FORESTRY125and tapping into local knowledge, is as important as the end product. We've also seen that expeditiousaccess to funds has been critical in allowing countries to start working on REDD+ and learningthrough the process. National level leadership has also proven to be absolutely critical, as is the need to link REDD+ strategies to broader development policies. Heading into COP-16 in Cancun, Mexico, the UN-REDD Programme is more encouraged than ever by thewidespread and growing consensus around REDD+, asa key element in global climate change mitigation. TheProgramme will continue to work with countries, andother multilateral initiatives, to develop strategiesaimed at tipping the economic balance in favour ofsustainable management of forests and theimprovement of livelihoods. nABOUT THE AUTHORDr Yemi Katerere is the Head of the UN-REDDProgramme Secretariat based in Geneva and isclosely involved in coordinating collaborationbetween the UN-REDD partner agencies, guidingstrategic planning, raising the profile of the UN-REDD Programme and supporting the work of thePolicy Board. Dr Katerere holds a PhD in ForestResources from the University of Idaho and haspublished extensively. In recognition of hiscontribution to forestry and development, Dr Katerere was awarded the Commonwealth Queen's Award in 1993.1, Page 122 IPCC, 2007. Fourth Assessment Report. FAO GCP/INT/542/ITA

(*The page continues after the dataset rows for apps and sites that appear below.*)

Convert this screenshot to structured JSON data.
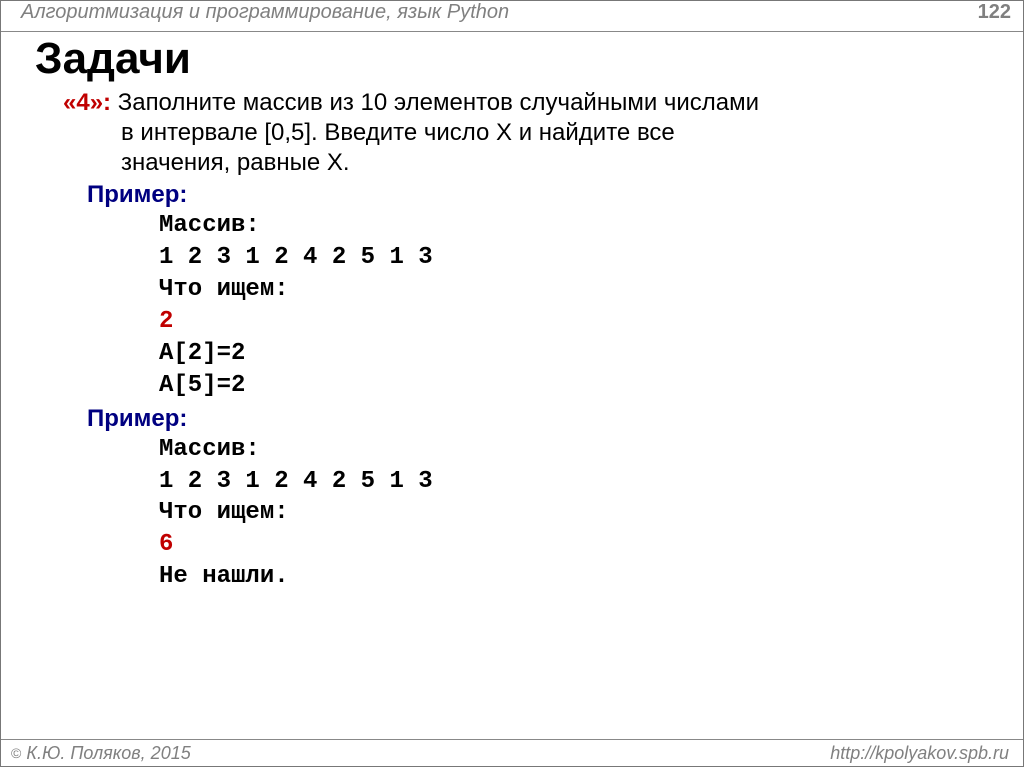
{
  "header": {
    "title": "Алгоритмизация и программирование, язык Python",
    "page": "122"
  },
  "main": {
    "title": "Задачи",
    "grade": "«4»:",
    "problem_l1": "Заполните массив из 10 элементов случайными числами",
    "problem_l2": "в интервале [0,5]. Введите число X и найдите все",
    "problem_l3": "значения, равные X.",
    "example_label": "Пример:",
    "ex1": {
      "array_label": "Массив:",
      "array_values": "1 2 3 1 2 4 2 5 1 3",
      "search_label": "Что ищем:",
      "search_value": "2",
      "result1": "A[2]=2",
      "result2": "A[5]=2"
    },
    "ex2": {
      "array_label": "Массив:",
      "array_values": "1 2 3 1 2 4 2 5 1 3",
      "search_label": "Что ищем:",
      "search_value": "6",
      "result": "Не нашли."
    }
  },
  "footer": {
    "copyright": " К.Ю. Поляков, 2015",
    "url": "http://kpolyakov.spb.ru"
  }
}
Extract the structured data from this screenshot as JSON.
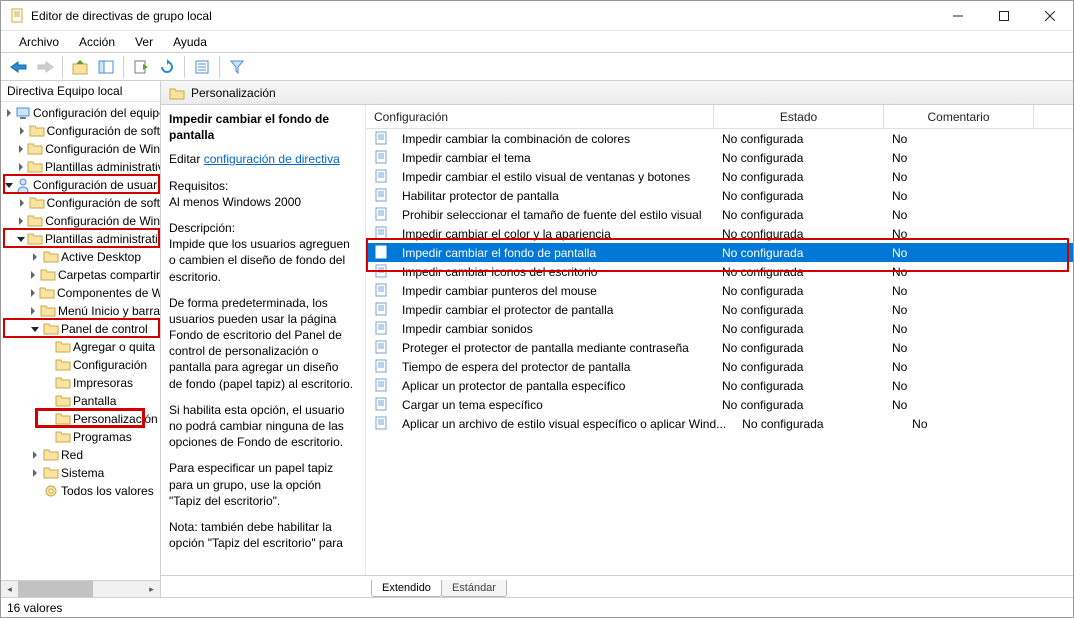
{
  "window": {
    "title": "Editor de directivas de grupo local"
  },
  "menu": {
    "archivo": "Archivo",
    "accion": "Acción",
    "ver": "Ver",
    "ayuda": "Ayuda"
  },
  "tree": {
    "header": "Directiva Equipo local",
    "nodes": [
      {
        "indent": 0,
        "chev": "right",
        "icon": "computer",
        "label": "Configuración del equipo"
      },
      {
        "indent": 1,
        "chev": "right",
        "icon": "folder",
        "label": "Configuración de soft"
      },
      {
        "indent": 1,
        "chev": "right",
        "icon": "folder",
        "label": "Configuración de Win"
      },
      {
        "indent": 1,
        "chev": "right",
        "icon": "folder",
        "label": "Plantillas administrativ"
      },
      {
        "indent": 0,
        "chev": "down",
        "icon": "user",
        "label": "Configuración de usuario",
        "hl": true
      },
      {
        "indent": 1,
        "chev": "right",
        "icon": "folder",
        "label": "Configuración de soft"
      },
      {
        "indent": 1,
        "chev": "right",
        "icon": "folder",
        "label": "Configuración de Win"
      },
      {
        "indent": 1,
        "chev": "down",
        "icon": "folder",
        "label": "Plantillas administrativ",
        "hl": true
      },
      {
        "indent": 2,
        "chev": "right",
        "icon": "folder",
        "label": "Active Desktop"
      },
      {
        "indent": 2,
        "chev": "right",
        "icon": "folder",
        "label": "Carpetas compartir"
      },
      {
        "indent": 2,
        "chev": "right",
        "icon": "folder",
        "label": "Componentes de W"
      },
      {
        "indent": 2,
        "chev": "right",
        "icon": "folder",
        "label": "Menú Inicio y barra"
      },
      {
        "indent": 2,
        "chev": "down",
        "icon": "folder",
        "label": "Panel de control",
        "hl": true
      },
      {
        "indent": 3,
        "chev": "none",
        "icon": "folder",
        "label": "Agregar o quita"
      },
      {
        "indent": 3,
        "chev": "none",
        "icon": "folder",
        "label": "Configuración"
      },
      {
        "indent": 3,
        "chev": "none",
        "icon": "folder",
        "label": "Impresoras"
      },
      {
        "indent": 3,
        "chev": "none",
        "icon": "folder",
        "label": "Pantalla"
      },
      {
        "indent": 3,
        "chev": "none",
        "icon": "folder",
        "label": "Personalización",
        "hl": true,
        "hlfill": true
      },
      {
        "indent": 3,
        "chev": "none",
        "icon": "folder",
        "label": "Programas"
      },
      {
        "indent": 2,
        "chev": "right",
        "icon": "folder",
        "label": "Red"
      },
      {
        "indent": 2,
        "chev": "right",
        "icon": "folder",
        "label": "Sistema"
      },
      {
        "indent": 2,
        "chev": "none",
        "icon": "settings",
        "label": "Todos los valores"
      }
    ]
  },
  "content": {
    "header_title": "Personalización",
    "description": {
      "title": "Impedir cambiar el fondo de pantalla",
      "edit_prefix": "Editar ",
      "edit_link": "configuración de directiva",
      "requisitos_label": "Requisitos:",
      "requisitos_value": "Al menos Windows 2000",
      "descripcion_label": "Descripción:",
      "p1": "Impide que los usuarios agreguen o cambien el diseño de fondo del escritorio.",
      "p2": "De forma predeterminada, los usuarios pueden usar la página Fondo de escritorio del Panel de control de personalización o pantalla para agregar un diseño de fondo (papel tapiz) al escritorio.",
      "p3": "Si habilita esta opción, el usuario no podrá cambiar ninguna de las opciones de Fondo de escritorio.",
      "p4": "Para especificar un papel tapiz para un grupo, use la opción \"Tapiz del escritorio\".",
      "p5": "Nota: también debe habilitar la opción \"Tapiz del escritorio\" para"
    },
    "columns": {
      "config": "Configuración",
      "estado": "Estado",
      "comentario": "Comentario"
    },
    "rows": [
      {
        "name": "Impedir cambiar la combinación de colores",
        "estado": "No configurada",
        "com": "No"
      },
      {
        "name": "Impedir cambiar el tema",
        "estado": "No configurada",
        "com": "No"
      },
      {
        "name": "Impedir cambiar el estilo visual de ventanas y botones",
        "estado": "No configurada",
        "com": "No"
      },
      {
        "name": "Habilitar protector de pantalla",
        "estado": "No configurada",
        "com": "No"
      },
      {
        "name": "Prohibir seleccionar el tamaño de fuente del estilo visual",
        "estado": "No configurada",
        "com": "No"
      },
      {
        "name": "Impedir cambiar el color y la apariencia",
        "estado": "No configurada",
        "com": "No"
      },
      {
        "name": "Impedir cambiar el fondo de pantalla",
        "estado": "No configurada",
        "com": "No",
        "selected": true
      },
      {
        "name": "Impedir cambiar iconos del escritorio",
        "estado": "No configurada",
        "com": "No"
      },
      {
        "name": "Impedir cambiar punteros del mouse",
        "estado": "No configurada",
        "com": "No"
      },
      {
        "name": "Impedir cambiar el protector de pantalla",
        "estado": "No configurada",
        "com": "No"
      },
      {
        "name": "Impedir cambiar sonidos",
        "estado": "No configurada",
        "com": "No"
      },
      {
        "name": "Proteger el protector de pantalla mediante contraseña",
        "estado": "No configurada",
        "com": "No"
      },
      {
        "name": "Tiempo de espera del protector de pantalla",
        "estado": "No configurada",
        "com": "No"
      },
      {
        "name": "Aplicar un protector de pantalla específico",
        "estado": "No configurada",
        "com": "No"
      },
      {
        "name": "Cargar un tema específico",
        "estado": "No configurada",
        "com": "No"
      },
      {
        "name": "Aplicar un archivo de estilo visual específico o aplicar Wind...",
        "estado": "No configurada",
        "com": "No"
      }
    ],
    "tabs": {
      "extendido": "Extendido",
      "estandar": "Estándar"
    }
  },
  "statusbar": {
    "count": "16 valores"
  }
}
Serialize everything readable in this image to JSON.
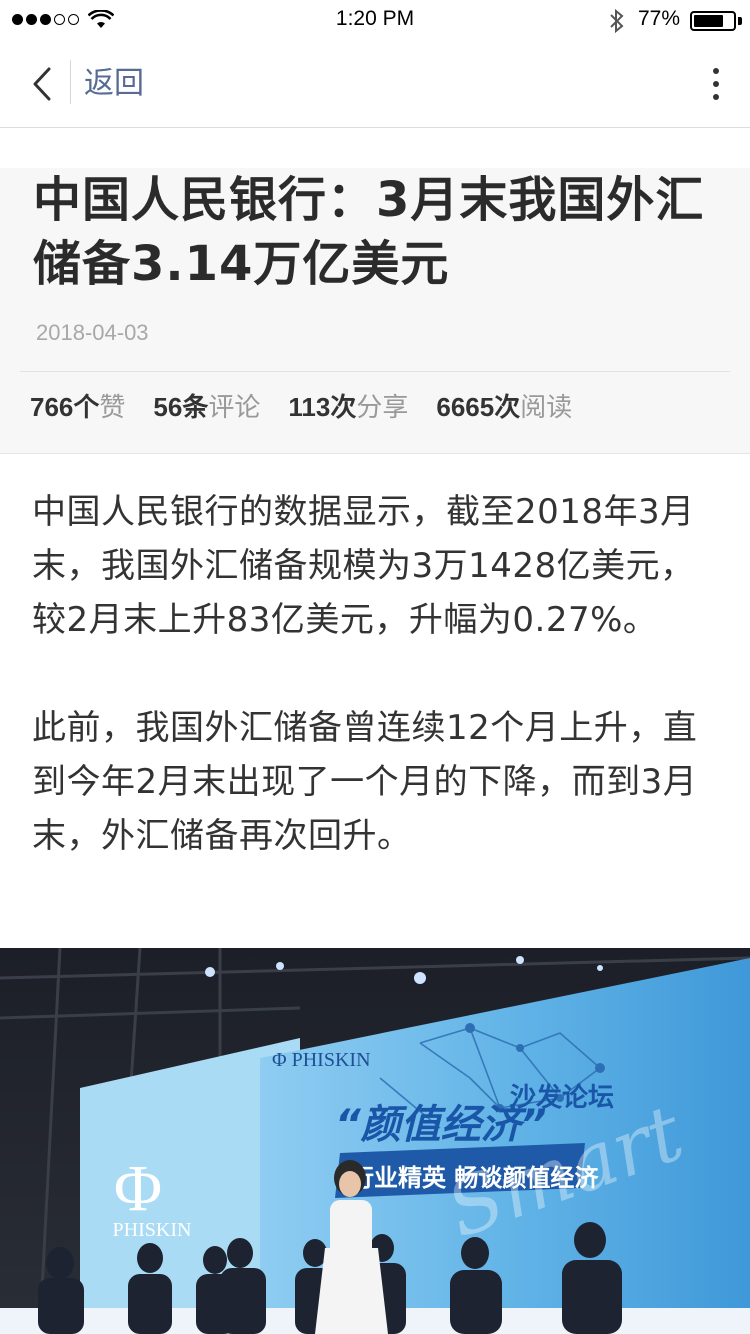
{
  "status_bar": {
    "time": "1:20 PM",
    "battery_percent": "77%",
    "battery_level": 0.77,
    "signal_bars_filled": 3,
    "signal_bars_total": 5
  },
  "nav": {
    "back_label": "返回",
    "icons": [
      "chevron-left-icon",
      "more-vertical-icon"
    ]
  },
  "article": {
    "title": "中国人民银行：3月末我国外汇储备3.14万亿美元",
    "date": "2018-04-03",
    "stats": [
      {
        "num": "766",
        "unit": "个",
        "label": "赞"
      },
      {
        "num": "56",
        "unit": "条",
        "label": "评论"
      },
      {
        "num": "113",
        "unit": "次",
        "label": "分享"
      },
      {
        "num": "6665",
        "unit": "次",
        "label": "阅读"
      }
    ],
    "paragraphs": [
      "中国人民银行的数据显示，截至2018年3月末，我国外汇储备规模为3万1428亿美元，较2月末上升83亿美元，升幅为0.27%。",
      "此前，我国外汇储备曾连续12个月上升，直到今年2月末出现了一个月的下降，而到3月末，外汇储备再次回升。"
    ]
  },
  "photo": {
    "brand": "Φ PHISKIN",
    "banner_title": "“颜值经济”",
    "banner_sub": "沙发论坛",
    "banner_slogan": "行业精英  畅谈颜值经济",
    "side_logo_symbol": "Φ",
    "side_logo_text": "PHISKIN",
    "script_text": "Smart"
  },
  "colors": {
    "link": "#576b95",
    "header_bg": "#f7f7f7",
    "stage_blue": "#5fb2e6"
  }
}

he UN climate negotiations in CancĂșn,Mexico, will be an opportunity to take asober look at the state of the world'sclimate and our collective capacity torespond to the changes which are already visible:more extreme weather events, floods, droughts,glacier melting, polar ice caps shrinking, and sealevels rising. The increasing frequency of climaterelated disasters is challenging communities andnations around the world to adapt and become betterprepared - to save lives, protect property, andprovide adequate information to people on the risksthey face.Many of these changes are related to water in itssolid, liquid or vapour form. Simply put, risingglobal temperatures are speeding up the watercycle. Water previously locked up as ice is released.Surface water in rivers, lakes and oceans (and in thesoil) evaporates faster. Rainfall becomes moreintense and harder to predict, as seasonal norms no longer hold and weather records are being broken everywhere.Few countries are untouched by the changes.However, for every Northern country rejoicing in its newfound ability to grow grapes and make wine locally because average temperatures haverisen, there are several others in warmer parts where the economy is severely and negativelyaffected - either through an extreme event (suchas recent floods in Pakistan, when 20 percent of the country found itself under water for the first time) or simply through increasinglydebilitating water scarcity. There is a growing need worldwide to strengthen our understanding ofthe changes taking place, and especially tostrengthen the predictive capacity of the mostMANAGING WATER FOR GREEN GROWTH: SUPPORTING CLIMATEADAPTATION & BUILDING CLIMATE RESILIENCE126SUSTAINABLE WATERTDR ANIA GROBICKI, EXECUTIVE SECRETARY, GLOBAL WATER PARTNERSHIP (GWP)?